    Islam was brought to those crazy Arabs because of their horrific uncivilized behavior, like burying thieir girl babies, killing each other for no reason, you know what they are still doing today. Islam is not making the waves it needs to make in the Arab world. They don't help so-called Black Africa in hardly anyway. They are oil rich nations that won't even join the so-called African Union. They could care less about Black people. Sorry, but that is all I see. Please correct me if I am wrong.

    We as Black people, in most cases try to practice Islam and Chrisitainity the way Prophet Muhammad and Jesus wanted us to. If not, we would be bombing, maming and killing Arabs and white folks, talking about 'remember slavery".

    But no, we are willing to not only follow these religions that were in many cases forced on us, but take those religions to another level and come up with the Adhan, like Bilal, gospel singing, Timbucktu, Latergical dancing, Tabaski, and the list goes on. We are so spiritual!!!

    Arabs on the other hand use Islam to profess superiority. Look how they treat our Afrakan people in Morocco, leave them out in the desert to die. These people make me sick!

    Sorry Brother Aqil, I'm ranting, but I want you to know how I feel. I have known for a while now and I know you are a devout Muslim. God bless you in your journey brother. Thank you for sharing this article, however, it doesn't make me feel better about Islam Arabism, they have a lot to prove.

    Peace to you.
  3. panafrica

    panafrica Well-Known Member MEMBER

    Aug 24, 2002
    Likes Received:
    The Diaspora
    +194 / -0
    They have as much to prove as White Christian Missionaries!

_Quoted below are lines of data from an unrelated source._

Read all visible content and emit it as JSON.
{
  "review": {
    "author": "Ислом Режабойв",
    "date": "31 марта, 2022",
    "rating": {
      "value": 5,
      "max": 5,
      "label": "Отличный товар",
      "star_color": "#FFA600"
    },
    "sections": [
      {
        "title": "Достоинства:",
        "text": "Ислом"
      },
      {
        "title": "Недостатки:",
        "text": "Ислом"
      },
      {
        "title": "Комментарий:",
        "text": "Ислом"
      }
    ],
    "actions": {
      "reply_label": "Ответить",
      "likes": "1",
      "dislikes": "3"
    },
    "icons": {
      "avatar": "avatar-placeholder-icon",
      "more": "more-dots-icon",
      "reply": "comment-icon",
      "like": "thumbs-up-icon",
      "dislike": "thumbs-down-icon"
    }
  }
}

Their words simply do not match their deeds!
  4. Dual Karnayn

    Dual Karnayn Well-Known Member MEMBER

    Nov 5, 2005
    Likes Received:
    +7 / -0
    Islam doesn't promote slavery but does condone it under certain circumstances.

    And so do I.

    I know I'll never be anyone's slave, so the term no longer offends me.

    Too many people...when they hear the word "slave" they automatically think Black folk and get up-tight and if we're the only ones who've ever been enslaved.

    But when I hear the word "slave" I immediately think of Easter Europeans.